The first edition of the Key Recommendations for a Strengthened use of Science and Technology in Disaster Risk Reduction in the Americas and the Caribbean, presents findings regarding the effect and significant role of scientific and technological research on strengthening the implementation and formulation of sound DRR policies.
In recent years, countries in Latin America and the Caribbean substantially improved their disaster response capacity. However, given the need to further place DRR at the center of the sustainable development agenda / the need to effectively address the underlying factors of risk, efforts should instead focus on the creation and implementation of integrated disaster risk management strategies. To such end, widespread consensus within the international DRR community points towards the need for comprehensive and sustained use of science and technology (S&T) in practice and policymaking.
The recently developed Regional Assessment Report on Disaster Risk in Latin America and the Caribbean (RAR 2021) calls for a fundamental shift in understanding disaster risk and its drivers, as well as for enhanced governance to reduce them. Other concerns include insufficient availability of information on risk and disasters, the need to tackle disaster root causes, the urgency to promote sustainable investments in corrective and prospective risk management, and a call for better understanding and management of disaster risk in urban areas. All these issues require a transition in the focus of governance, from disasters to disaster risk management that guarantees a profound impact on development (UNDRR, 2021).
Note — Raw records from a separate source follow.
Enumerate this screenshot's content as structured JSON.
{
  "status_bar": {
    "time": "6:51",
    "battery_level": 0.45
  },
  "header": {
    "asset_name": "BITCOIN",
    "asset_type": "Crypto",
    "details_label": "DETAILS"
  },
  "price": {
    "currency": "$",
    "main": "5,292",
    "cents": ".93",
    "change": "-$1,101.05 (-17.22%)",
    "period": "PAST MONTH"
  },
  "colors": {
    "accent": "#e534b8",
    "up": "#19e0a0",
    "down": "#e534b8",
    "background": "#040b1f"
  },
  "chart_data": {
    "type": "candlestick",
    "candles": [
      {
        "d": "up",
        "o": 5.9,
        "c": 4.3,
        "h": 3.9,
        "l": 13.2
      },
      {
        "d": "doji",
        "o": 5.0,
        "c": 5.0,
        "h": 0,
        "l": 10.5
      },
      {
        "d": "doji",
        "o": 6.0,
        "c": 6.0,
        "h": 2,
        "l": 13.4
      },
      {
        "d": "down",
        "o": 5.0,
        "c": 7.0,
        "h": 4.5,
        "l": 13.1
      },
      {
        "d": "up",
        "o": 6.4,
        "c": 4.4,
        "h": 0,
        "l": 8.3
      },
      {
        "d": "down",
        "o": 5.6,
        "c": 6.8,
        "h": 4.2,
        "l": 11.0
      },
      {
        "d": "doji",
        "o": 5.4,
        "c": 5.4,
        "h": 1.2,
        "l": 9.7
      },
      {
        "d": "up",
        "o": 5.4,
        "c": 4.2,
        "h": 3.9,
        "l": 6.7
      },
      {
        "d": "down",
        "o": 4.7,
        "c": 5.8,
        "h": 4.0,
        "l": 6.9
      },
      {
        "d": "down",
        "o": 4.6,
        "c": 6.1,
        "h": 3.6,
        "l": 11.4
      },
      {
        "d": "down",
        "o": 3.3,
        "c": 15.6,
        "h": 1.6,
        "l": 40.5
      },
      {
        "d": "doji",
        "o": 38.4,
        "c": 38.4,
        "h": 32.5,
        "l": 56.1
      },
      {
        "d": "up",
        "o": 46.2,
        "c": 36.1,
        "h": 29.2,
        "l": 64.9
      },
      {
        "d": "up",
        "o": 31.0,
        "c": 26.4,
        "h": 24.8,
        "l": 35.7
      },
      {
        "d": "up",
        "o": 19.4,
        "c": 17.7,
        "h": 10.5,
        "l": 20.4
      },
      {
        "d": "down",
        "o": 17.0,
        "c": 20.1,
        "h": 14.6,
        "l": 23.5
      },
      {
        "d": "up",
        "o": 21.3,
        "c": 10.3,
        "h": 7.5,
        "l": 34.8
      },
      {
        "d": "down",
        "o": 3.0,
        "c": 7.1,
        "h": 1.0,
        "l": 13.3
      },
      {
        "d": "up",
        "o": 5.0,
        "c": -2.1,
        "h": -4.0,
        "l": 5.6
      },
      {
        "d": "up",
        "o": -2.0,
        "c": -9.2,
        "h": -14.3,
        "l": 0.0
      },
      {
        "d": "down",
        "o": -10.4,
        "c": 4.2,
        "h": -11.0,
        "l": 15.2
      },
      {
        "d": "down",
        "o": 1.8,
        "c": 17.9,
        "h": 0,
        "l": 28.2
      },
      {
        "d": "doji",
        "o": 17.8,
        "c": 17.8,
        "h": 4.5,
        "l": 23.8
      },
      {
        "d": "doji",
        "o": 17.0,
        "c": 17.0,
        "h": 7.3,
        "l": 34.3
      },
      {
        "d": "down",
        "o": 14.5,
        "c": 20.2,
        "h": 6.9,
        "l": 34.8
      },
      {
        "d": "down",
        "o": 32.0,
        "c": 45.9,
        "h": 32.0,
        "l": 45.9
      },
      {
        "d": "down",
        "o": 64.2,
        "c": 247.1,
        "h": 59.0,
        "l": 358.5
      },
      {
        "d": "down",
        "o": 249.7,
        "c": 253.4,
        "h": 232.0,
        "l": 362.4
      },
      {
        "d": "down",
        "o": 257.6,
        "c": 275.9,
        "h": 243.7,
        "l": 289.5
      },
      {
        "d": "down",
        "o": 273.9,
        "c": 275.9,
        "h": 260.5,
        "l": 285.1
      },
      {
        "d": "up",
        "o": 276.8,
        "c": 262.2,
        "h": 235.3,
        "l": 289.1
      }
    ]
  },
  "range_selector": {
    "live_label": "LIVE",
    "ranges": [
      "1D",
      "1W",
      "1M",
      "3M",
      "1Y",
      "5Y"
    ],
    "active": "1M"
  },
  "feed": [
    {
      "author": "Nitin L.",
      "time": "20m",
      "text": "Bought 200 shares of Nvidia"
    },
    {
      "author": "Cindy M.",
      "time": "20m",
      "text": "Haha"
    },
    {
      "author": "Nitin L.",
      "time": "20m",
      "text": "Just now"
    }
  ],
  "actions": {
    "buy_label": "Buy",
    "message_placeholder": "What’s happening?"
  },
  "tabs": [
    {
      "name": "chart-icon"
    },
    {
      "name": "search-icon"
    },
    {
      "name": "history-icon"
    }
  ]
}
In combination with pragmatic experience, these insights reinforce the need for a strengthened science and technology community (S&TC) in policymaking. Such integrated approach for disaster risk management will likely bridge the gap between science, policymaking, and implementation. Hence, this document outlines a series of recommendations for a Strengthened use of Science and Technology in Disaster Risk Reduction in the Americas and the Caribbean.